Every record should be written out exactly, with the pictures left out.
··· Excerpted data ···
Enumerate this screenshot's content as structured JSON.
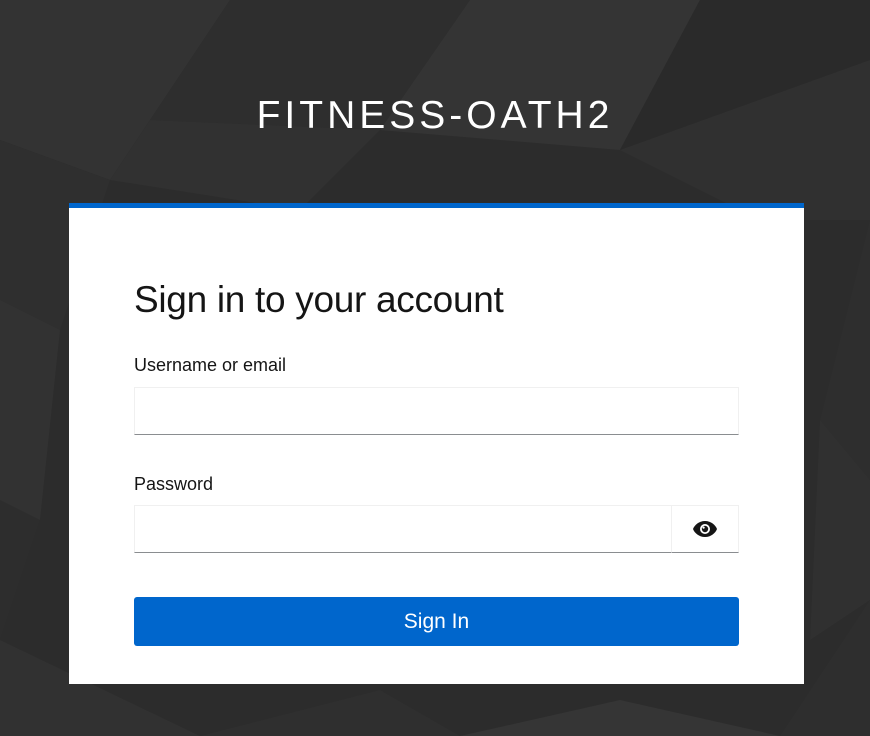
{
  "realm": {
    "title": "FITNESS-OATH2"
  },
  "login": {
    "heading": "Sign in to your account",
    "username_label": "Username or email",
    "username_value": "",
    "password_label": "Password",
    "password_value": "",
    "show_password_icon": "eye-icon",
    "submit_label": "Sign In"
  },
  "colors": {
    "background": "#2b2b2b",
    "accent": "#0066cc",
    "card": "#ffffff"
  }
}
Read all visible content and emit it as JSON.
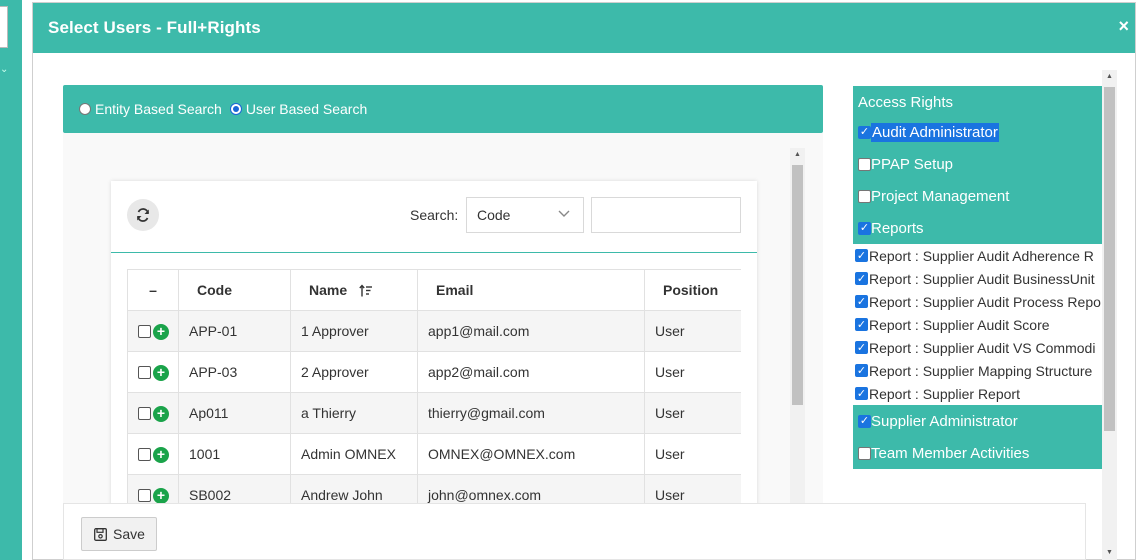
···
Solution for this problem.
Enumerate this screenshot's content as structured JSON.
{
  "realm": {
    "title": "FITNESS-OATH2"
  },
  "login": {
    "heading": "Sign in to your account",
    "username_label": "Username or email",
    "username_value": "",
    "password_label": "Password",
    "password_value": "",
    "show_password_icon": "eye-icon",
    "submit_label": "Sign In"
  },
  "colors": {
    "background": "#2b2b2b",
    "accent": "#0066cc",
    "card": "#ffffff"
  }
}
Read all visible content and emit it as JSON.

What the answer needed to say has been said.